Rebecca Black video: Turning 'dislike' into commercial success

Rebecca Black
Image caption Rebecca Black prompted an outpouring of online bile

Rebecca Black - who achieved online notoriety for the awfulness of her first effort at a music video - has released a second single. But how does critical loathing turn into commercial success?

The outpouring of online odium that followed the posting on YouTube of Rebecca Black's Friday would be enough to make many people faint of heart.

The song was ruthlessly criticised online with harsh complaints about her use of Auto-Tune, a device that corrects pitch, the cloying nature of her video, but most of all, the mindbogglingly banal lyrics.

"Yesterday was Thursday, Thursday. Today is Friday, Friday" are the kind of lyrics that don't exactly sit well with a tough crowd of YouTube followers. Some critics went as far as describing Friday as the worst song ever.

But the song ranked top in global trending topics on Twitter, surpassing the Japanese earthquake crisis.

Despite receiving millions of "dislikes" on YouTube, Black's single has sold well as a download. And she has used her brush with unpopularity to release a new single, My Moment. It addresses the "haters" that have goaded the teenager.

So why do people relish Black's song? "Because it's an easy target, because we're cynical and we can unload all of our malice on its stupidity," says David LaGuardia, author of Trash Culture: Essays in Popular Culture.

The Rebecca Black phenomenon has echoes of the equally ridiculed Florence Foster Jenkins.

This shockingly bad songbird of the early 20th century was adored by crowds despite - or perhaps because of - her utter lack of singing ability. To keep a straight face through the YouTube clip of her mangling of Queen of the Night, from Mozart's Magic Flute, is an achievement.

Jenkins reportedly lived in blissful ignorance, mistaking the audience's laughter for cheers, and as word of her terrible renditions spread, so did her celebrity.

Eventually her fans demanded she take the stage at New York's Carnegie Hall, one that has been graced by superstars from Judy Garland to Billie Holiday.

She finally agreed to perform there in 1944 just before she died - and the tickets sold out in only two weeks.

Jenkins was the viral success of her day.
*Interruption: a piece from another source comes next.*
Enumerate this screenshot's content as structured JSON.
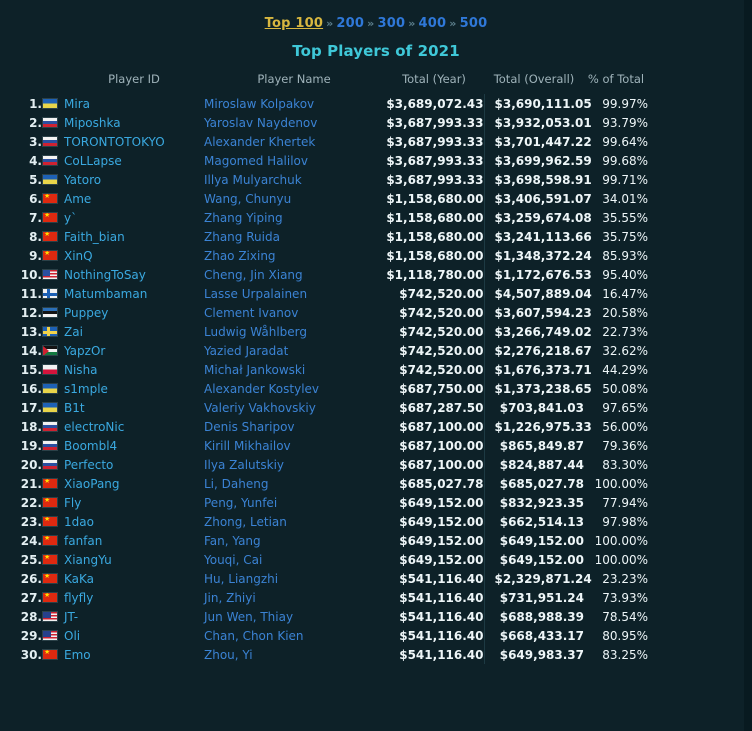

Like Black, her career suggests that critical revulsion can be a help as much as a hindrance when it is raised to epic levels.

There's a long history of "bad" becoming "so bad it's good" and earning a cult following.

"The degree of awfulness is often a cultish badge that attracts people to the media text in question," says Sean Redmond, co-editor of Celebrity Studies.

"Cultish bad texts provide a space for chatter and shared identification with something that isn't mainstream, polished or sterile.

"So the cultish text is often 'oppositional' in some way, it goes against the grain of the mainstream and the predictable."

For some it's the realm of the guilty pleasure, for others it's something to "do" - to talk about at the watercooler and to play to a friend or a colleague.

"Cultish media often involve participation and active celebration," says Redmond.

There's also a fascination on the part of the audience as to why someone would carry on despite a wall of virulent criticism.

Stephen Temperley, who has written a play partially based on Jenkins's life, says her appeal was a "combination of her ambition and her lack of ability to sing".

"She must have had an innocence about her when she performed and it gave her a kind of vulnerability. The crowd was there to cheer her on while also laughing at her," says Temperley.

Her performances provided a thrill that competent opera singers could not always generate.

"It became a big social event in New York. It gave you a certain cachet and people really competed for tickets," he notes.

There are plenty of films that convert disliking into commercial gold.

Image caption Irish pop act Jedward have not always earned critical acclaim

Birdemic: Shock and Terror is a recent candidate for the worst film ever made, but the self-financed romantic action-adventure of 2008 turned this status into ticket sales.

The story centers around a platoon of eagles and vultures attacking a small town. Many people die. A 3D sequel is due soon.

Another film The Room, which has been called "the Citizen Kane of bad movies", is a staple of late night showings.

The YouTube haters think Black is an acceptable target for an outpouring of vitriol.

"There are simply acceptable targets for the hatred people carry around every day," says Rob Manuel, co-founder of the pop culture website Unfortunate musicians and pop icons fall into that category.